No new Ubuntu smartphones have been released in a while. But owners of existing devices can experience a new feel by updating them to UBports Ubuntu Touch OS.
After Canonical suddenly announced their plans to terminate support of Ubuntu Touch in the beginning of 2017, the programming source code for the project was taken up by the UBports community. UBports have developed their own version of the Ubuntu Touch OS. They have been hard at work making sure that you can update your legacy Ubuntu phone to the new version.

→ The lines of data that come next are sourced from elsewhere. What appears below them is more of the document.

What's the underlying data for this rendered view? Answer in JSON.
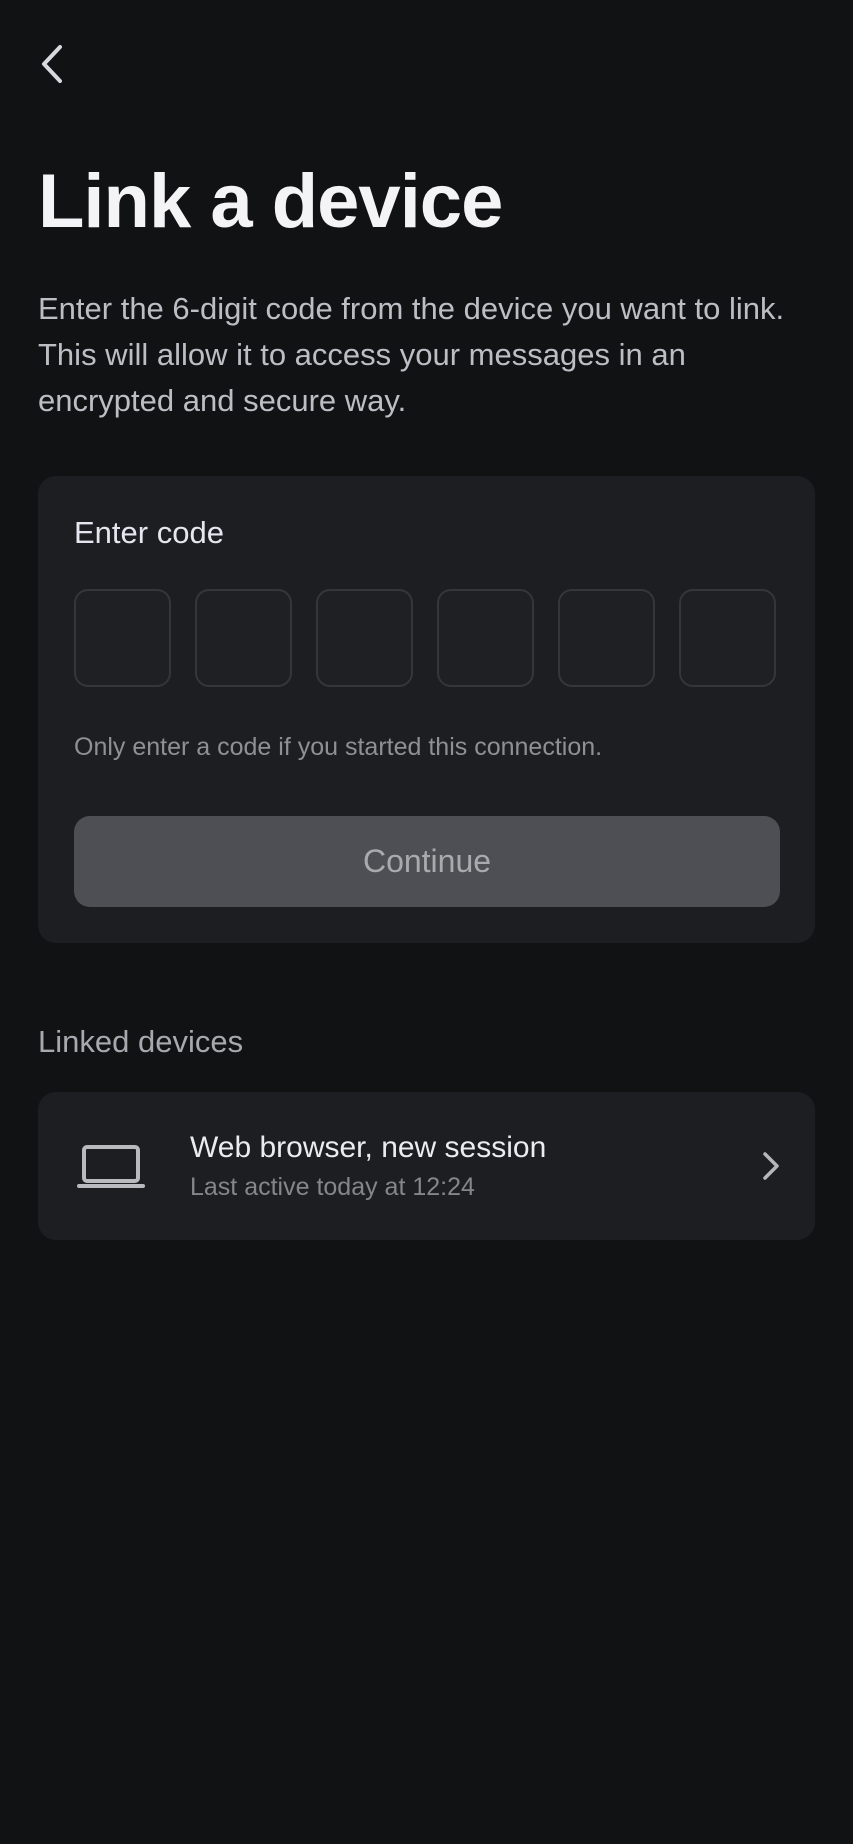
{
  "header": {
    "back_icon": "chevron-left-icon"
  },
  "page": {
    "title": "Link a device",
    "description": "Enter the 6-digit code from the device you want to link. This will allow it to access your messages in an encrypted and secure way."
  },
  "code_entry": {
    "label": "Enter code",
    "digits": [
      "",
      "",
      "",
      "",
      "",
      ""
    ],
    "note": "Only enter a code if you started this connection.",
    "continue_label": "Continue"
  },
  "linked_devices": {
    "section_label": "Linked devices",
    "items": [
      {
        "icon": "laptop-icon",
        "name": "Web browser, new session",
        "last_active": "Last active today at 12:24",
        "chevron_icon": "chevron-right-icon"
      }
    ]
  },
  "colors": {
    "background": "#111214",
    "card": "#1d1e21",
    "button_disabled": "#4d4f54"
  }
}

So, while no-one is making any new Ubuntu smartphones for now, you can experience a new feel on your existing Ubuntu device. In the early days of UBports, the update was a tedious process that required some technical knowledge. How, there is a software that has made the process easy to complete by anyone with a PC.
What You Need To Update To UBports Ubuntu Touch OS
- Download the Ubports Installer HERE. Available for Windows PC, Linux,
- Launch the software
- Connect your Ubuntu phone to your PC with a USB cable and enable developer mode
- Select “Switch to UBports” on the software
- Your Ubuntu phone will enter FastBoot mode
- Follow the prompts to complete the update
Note that your Ubuntu phone will be wiped during this update. As such, we advice that you make a backup before starting.
New Features of UBports Ubuntu Touch OS
The new version of Ubuntu Touch OS has some new features that you just might like. These include:
- Flashlight toggle in the battery indicator (For Qualcomm devices only, due to closed-source Mediatek drivers)
- A new version of the OpenStore (the original one died with Canonical’s abandonment)
- Updated boot spinner
- Optional custom backgrounds for the homescreen
- Calendar can now sync with generic CalDAV servers
- Display changelogs for stable OTA updates
Let us know how your update experience went.
Founder of MobilityArena. Yomi’s journey in mobile started in 2001. Besides obsessing over mobile phones, he also started creating WAP sites (early mobile-friendly websites created with WML). He began writing about phones in 2004 and has been at it since then. He has owned over 200 devices, from Symbian, Palm, PocketPC/Windows Mobile, BlackBerry/BB10, webOS, Windows Phone, Firefox, Ubuntu Touch, to Android, iOS, and KaiOS operating systems.